Copy each line below containing "listeners".

◆ Entries from a dataset of interfaces
---*---

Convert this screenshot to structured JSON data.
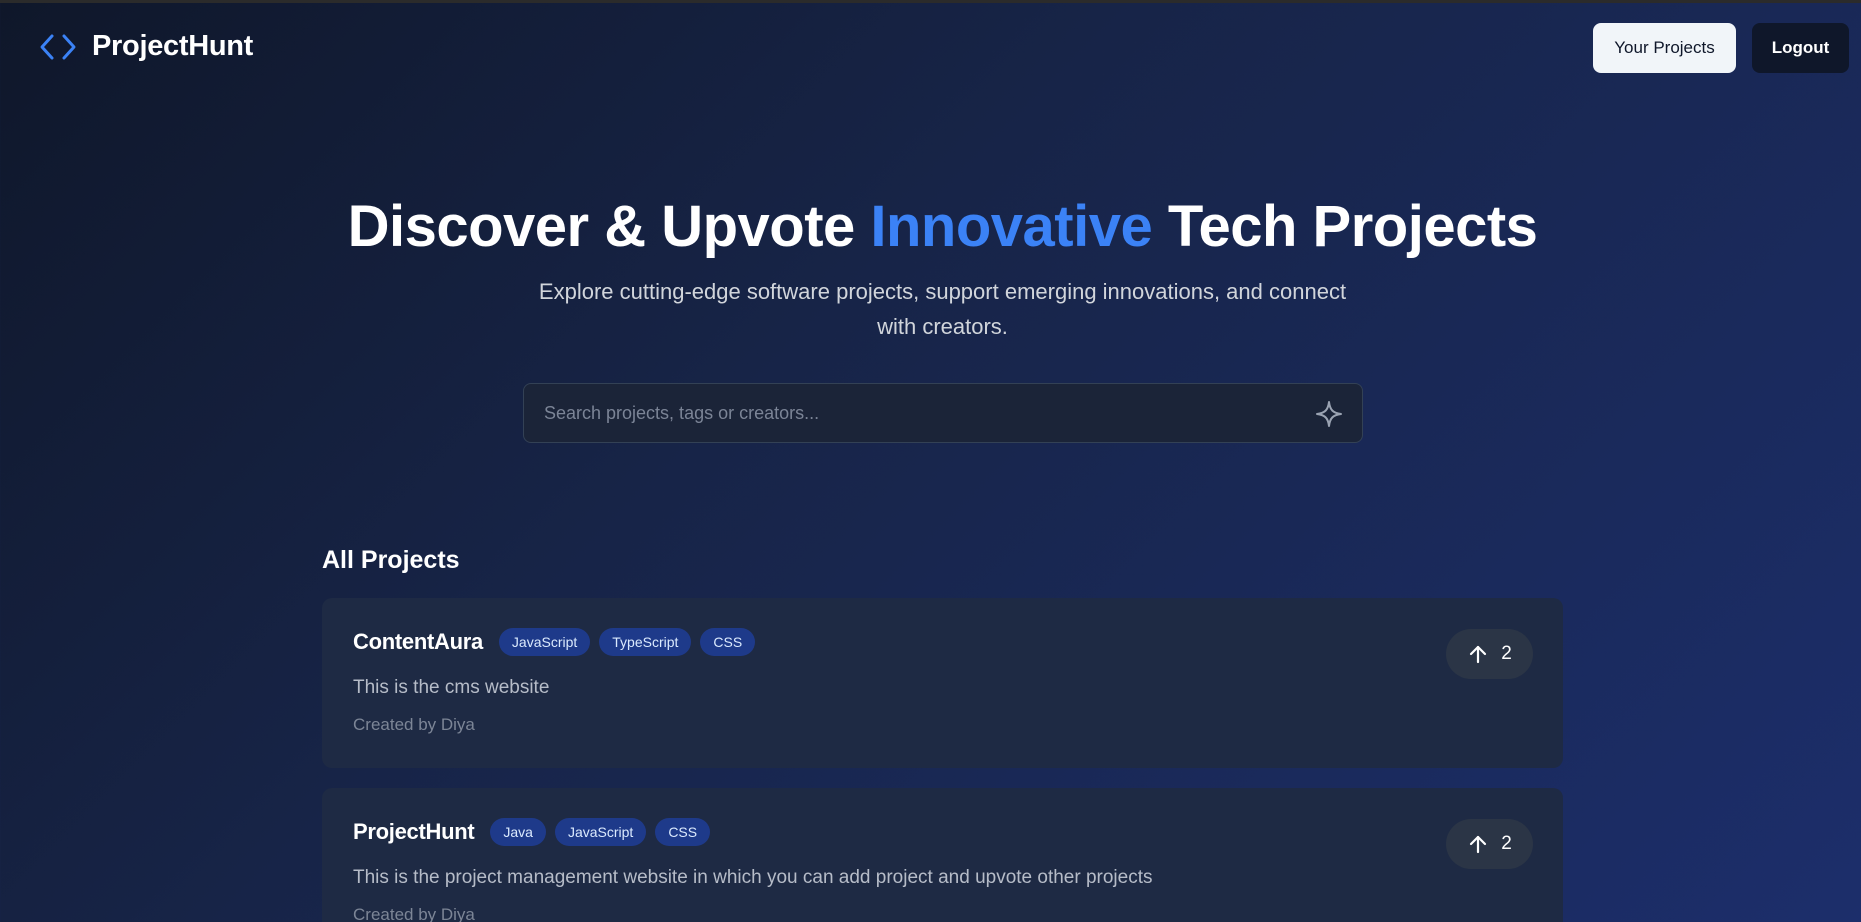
{
  "brand": {
    "name": "ProjectHunt"
  },
  "nav": {
    "your_projects": "Your Projects",
    "logout": "Logout"
  },
  "hero": {
    "title_part1": "Discover & Upvote ",
    "title_accent": "Innovative",
    "title_part2": " Tech Projects",
    "subtitle": "Explore cutting-edge software projects, support emerging innovations, and connect with creators."
  },
  "search": {
    "placeholder": "Search projects, tags or creators...",
    "value": ""
  },
  "projects_section": {
    "title": "All Projects",
    "projects": [
      {
        "name": "ContentAura",
        "tags": [
          "JavaScript",
          "TypeScript",
          "CSS"
        ],
        "description": "This is the cms website",
        "creator": "Created by Diya",
        "votes": "2"
      },
      {
        "name": "ProjectHunt",
        "tags": [
          "Java",
          "JavaScript",
          "CSS"
        ],
        "description": "This is the project management website in which you can add project and upvote other projects",
        "creator": "Created by Diya",
        "votes": "2"
      }
    ]
  },
  "colors": {
    "accent": "#3b82f6",
    "tag_bg": "#1e3a8a",
    "card_bg": "#1e2a44"
  },
  "icons": {
    "brand": "code-brackets-icon",
    "search": "sparkle-icon",
    "vote": "arrow-up-icon"
  }
}
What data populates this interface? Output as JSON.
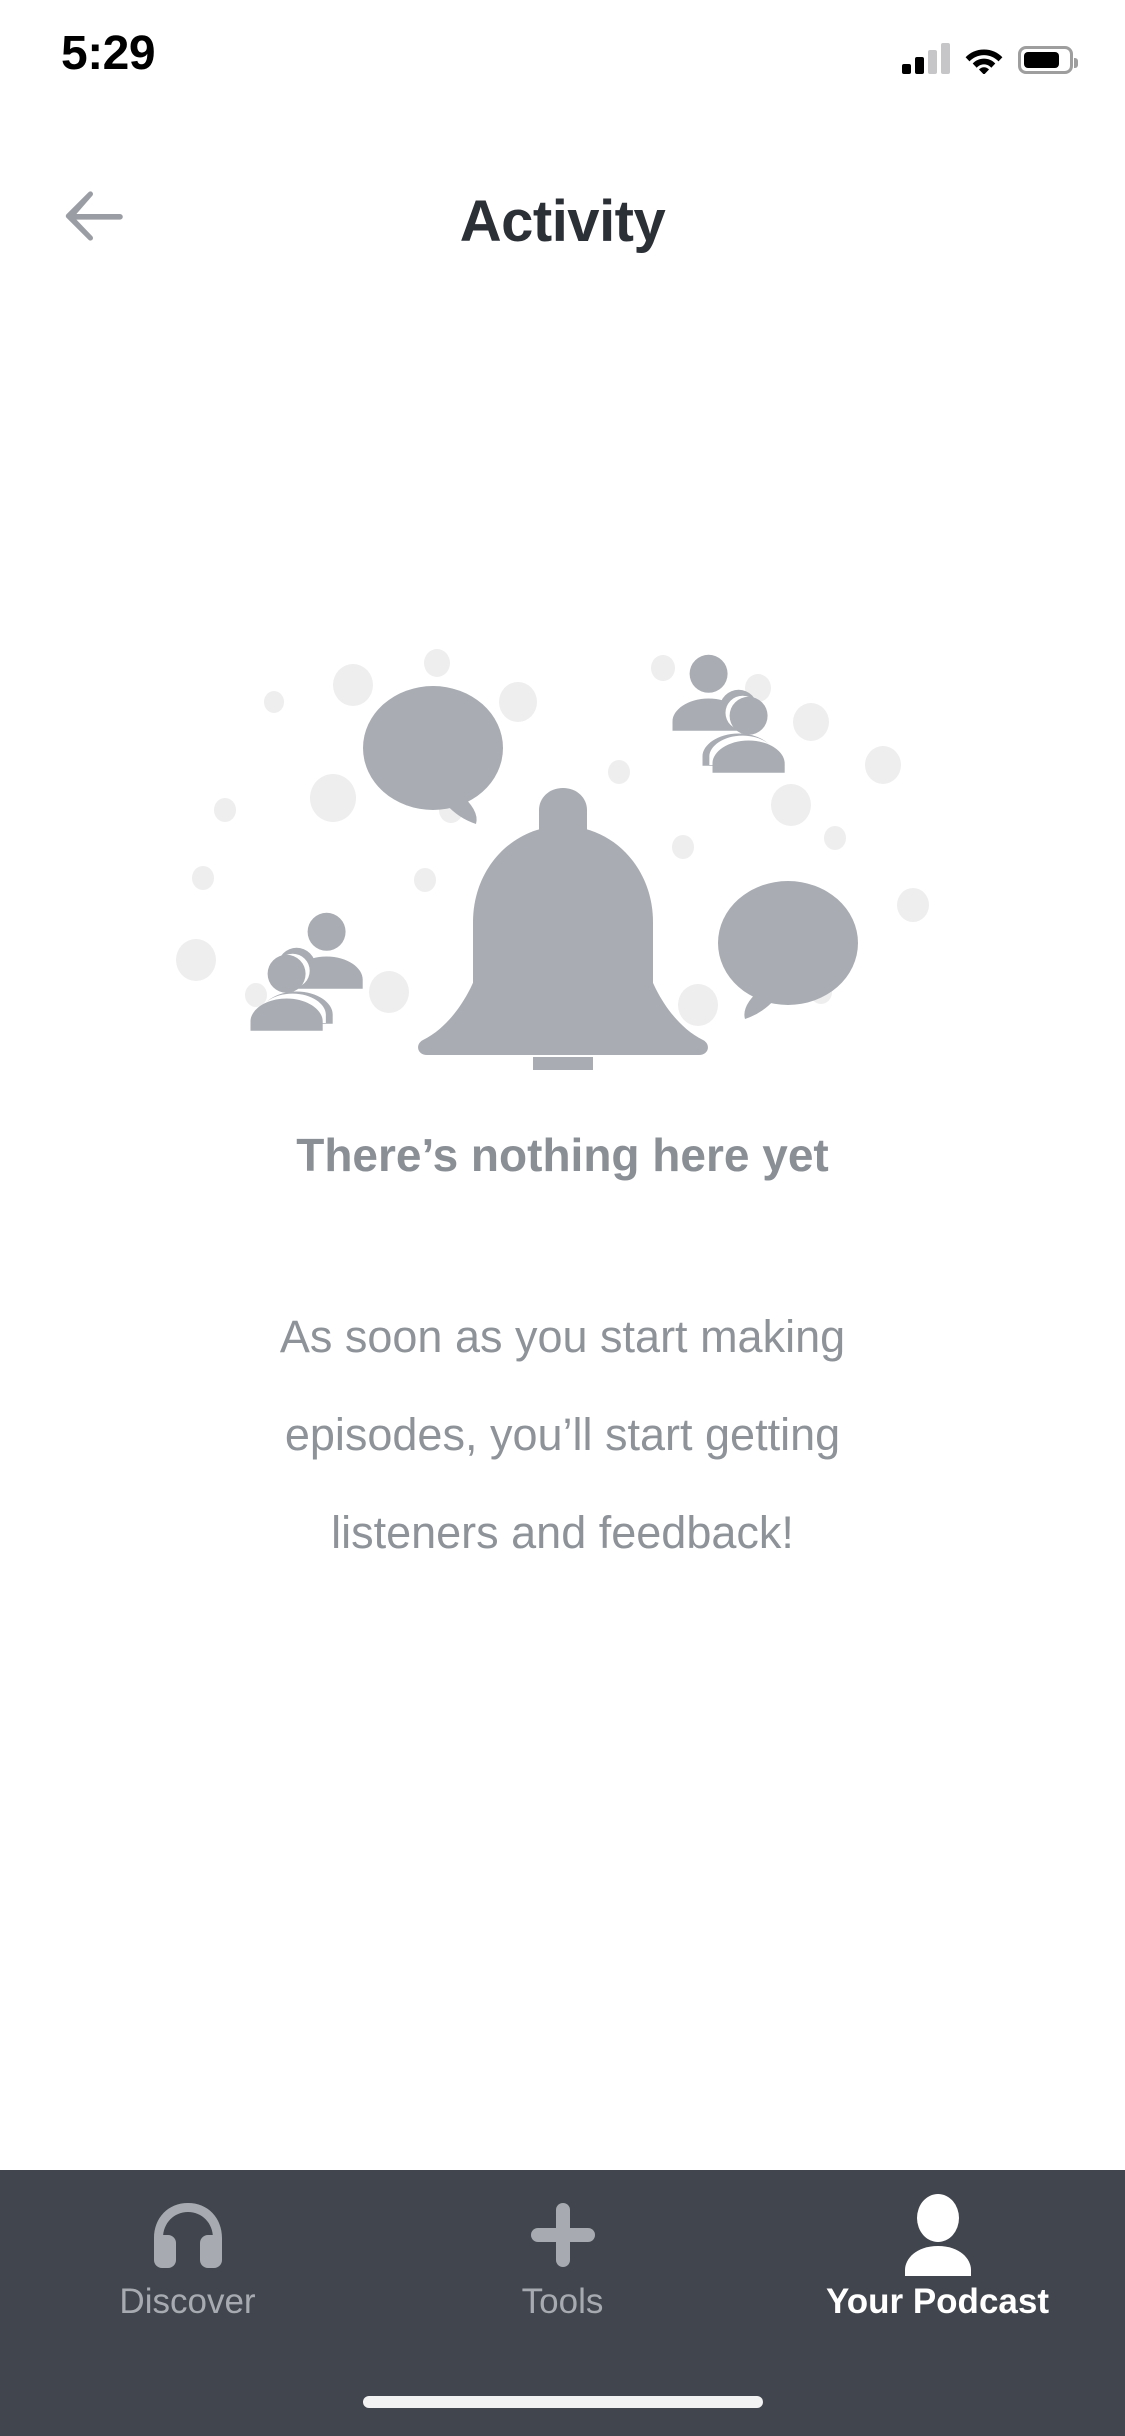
{
  "status_bar": {
    "time": "5:29",
    "cellular_bars_filled": 2,
    "cellular_bars_total": 4,
    "wifi": "wifi-full",
    "battery_percent": 72
  },
  "header": {
    "title": "Activity",
    "back_label": "Back",
    "back_icon": "arrow-left-icon",
    "title_color": "#2b2f36",
    "back_icon_color": "#9a9ea4"
  },
  "empty_state": {
    "illustration_name": "bell-notification-illustration",
    "illustration_elements": [
      "bell-icon",
      "speech-bubble-icon",
      "people-group-icon",
      "dot"
    ],
    "title": "There’s nothing here yet",
    "body": "As soon as you start making episodes, you’ll start getting listeners and feedback!",
    "body_lines": [
      "As soon as you start making",
      "episodes, you’ll start getting",
      "listeners and feedback!"
    ],
    "title_color": "#8a8f96",
    "body_color": "#8e9399",
    "illustration_primary_color": "#a9adb3",
    "illustration_dot_color": "#eeeeee"
  },
  "tab_bar": {
    "background_color": "#41454d",
    "inactive_color": "#a7abb1",
    "active_color": "#ffffff",
    "items": [
      {
        "label": "Discover",
        "icon": "headphones-icon",
        "active": false
      },
      {
        "label": "Tools",
        "icon": "plus-icon",
        "active": false
      },
      {
        "label": "Your Podcast",
        "icon": "person-icon",
        "active": true
      }
    ]
  },
  "home_indicator": {
    "name": "home-indicator"
  }
}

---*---

◆ Result of this task
    "body": "As soon as you start making episodes, you’ll start getting listeners and feedback!",
      "listeners and feedback!"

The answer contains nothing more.